» WORK ORDER
Would you show every line from the records that holds "title"?

━━━━━ EXTRACTED RECORDS ━━━━━

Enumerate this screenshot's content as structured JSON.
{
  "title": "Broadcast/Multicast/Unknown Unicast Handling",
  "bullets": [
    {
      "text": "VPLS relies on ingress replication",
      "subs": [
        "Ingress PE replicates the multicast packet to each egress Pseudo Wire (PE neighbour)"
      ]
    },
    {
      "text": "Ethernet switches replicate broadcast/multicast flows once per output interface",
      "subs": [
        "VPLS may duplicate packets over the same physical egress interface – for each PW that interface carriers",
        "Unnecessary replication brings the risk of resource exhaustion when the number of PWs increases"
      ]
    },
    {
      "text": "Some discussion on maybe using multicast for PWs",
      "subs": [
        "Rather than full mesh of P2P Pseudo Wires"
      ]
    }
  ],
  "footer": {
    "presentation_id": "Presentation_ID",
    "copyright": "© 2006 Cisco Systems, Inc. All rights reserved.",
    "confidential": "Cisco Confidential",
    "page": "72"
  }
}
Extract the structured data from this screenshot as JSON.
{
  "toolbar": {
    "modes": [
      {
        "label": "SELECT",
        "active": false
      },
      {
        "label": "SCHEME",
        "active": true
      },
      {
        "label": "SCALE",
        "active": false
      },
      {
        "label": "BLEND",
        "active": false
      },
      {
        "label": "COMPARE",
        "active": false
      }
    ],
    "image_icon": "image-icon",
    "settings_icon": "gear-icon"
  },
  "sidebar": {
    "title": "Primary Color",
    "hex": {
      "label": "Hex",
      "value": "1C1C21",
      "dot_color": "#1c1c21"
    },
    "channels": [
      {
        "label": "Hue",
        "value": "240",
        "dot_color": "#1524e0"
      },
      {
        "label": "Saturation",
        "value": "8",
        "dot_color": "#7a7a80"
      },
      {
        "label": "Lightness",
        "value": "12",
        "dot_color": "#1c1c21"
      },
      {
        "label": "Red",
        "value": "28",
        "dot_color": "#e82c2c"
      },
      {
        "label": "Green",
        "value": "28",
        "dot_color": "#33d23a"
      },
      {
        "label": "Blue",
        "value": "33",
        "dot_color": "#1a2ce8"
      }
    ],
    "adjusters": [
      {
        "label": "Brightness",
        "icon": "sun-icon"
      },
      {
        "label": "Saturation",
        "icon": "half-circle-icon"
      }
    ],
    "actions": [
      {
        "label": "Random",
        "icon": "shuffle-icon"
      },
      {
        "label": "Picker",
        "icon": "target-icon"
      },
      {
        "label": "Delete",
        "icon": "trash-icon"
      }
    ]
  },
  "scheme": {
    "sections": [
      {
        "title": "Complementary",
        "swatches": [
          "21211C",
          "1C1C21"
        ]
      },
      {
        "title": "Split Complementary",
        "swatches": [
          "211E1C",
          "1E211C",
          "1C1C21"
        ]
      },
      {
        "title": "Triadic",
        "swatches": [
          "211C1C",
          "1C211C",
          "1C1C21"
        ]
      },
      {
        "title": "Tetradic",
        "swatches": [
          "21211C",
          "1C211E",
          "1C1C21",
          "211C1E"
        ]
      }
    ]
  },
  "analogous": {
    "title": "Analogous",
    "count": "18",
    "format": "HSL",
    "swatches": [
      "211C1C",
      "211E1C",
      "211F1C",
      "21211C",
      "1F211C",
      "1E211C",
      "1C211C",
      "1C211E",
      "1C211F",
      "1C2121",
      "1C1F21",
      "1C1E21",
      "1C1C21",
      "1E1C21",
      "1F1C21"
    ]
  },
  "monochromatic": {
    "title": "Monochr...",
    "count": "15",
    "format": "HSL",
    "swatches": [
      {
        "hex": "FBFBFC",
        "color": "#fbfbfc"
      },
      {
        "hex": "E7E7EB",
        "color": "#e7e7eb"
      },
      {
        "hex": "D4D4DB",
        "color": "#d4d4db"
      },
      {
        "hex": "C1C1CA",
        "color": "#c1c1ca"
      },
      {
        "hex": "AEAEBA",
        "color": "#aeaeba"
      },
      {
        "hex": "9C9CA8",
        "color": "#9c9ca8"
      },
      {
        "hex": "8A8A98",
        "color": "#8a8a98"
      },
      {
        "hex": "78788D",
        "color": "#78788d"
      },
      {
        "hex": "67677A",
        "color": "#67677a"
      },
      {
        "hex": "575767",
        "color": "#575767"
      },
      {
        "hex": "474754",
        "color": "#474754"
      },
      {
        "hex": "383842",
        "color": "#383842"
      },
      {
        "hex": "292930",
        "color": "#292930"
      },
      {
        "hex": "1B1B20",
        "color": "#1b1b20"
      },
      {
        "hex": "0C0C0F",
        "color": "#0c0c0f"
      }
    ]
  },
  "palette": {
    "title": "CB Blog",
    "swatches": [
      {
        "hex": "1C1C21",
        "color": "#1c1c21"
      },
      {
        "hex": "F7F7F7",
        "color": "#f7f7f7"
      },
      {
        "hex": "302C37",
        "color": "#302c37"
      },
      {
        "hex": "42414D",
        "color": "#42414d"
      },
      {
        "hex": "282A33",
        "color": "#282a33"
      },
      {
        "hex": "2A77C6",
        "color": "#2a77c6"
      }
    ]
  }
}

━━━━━

» RESULT OF THIS EXERCISE
  "title": "Broadcast/Multicast/Unknown Unicast Handling",
    "title": "Primary Color",
        "title": "Complementary",
        "title": "Split Complementary",
        "title": "Triadic",
        "title": "Tetradic",
    "title": "Analogous",
    "title": "Monochr...",
    "title": "CB Blog",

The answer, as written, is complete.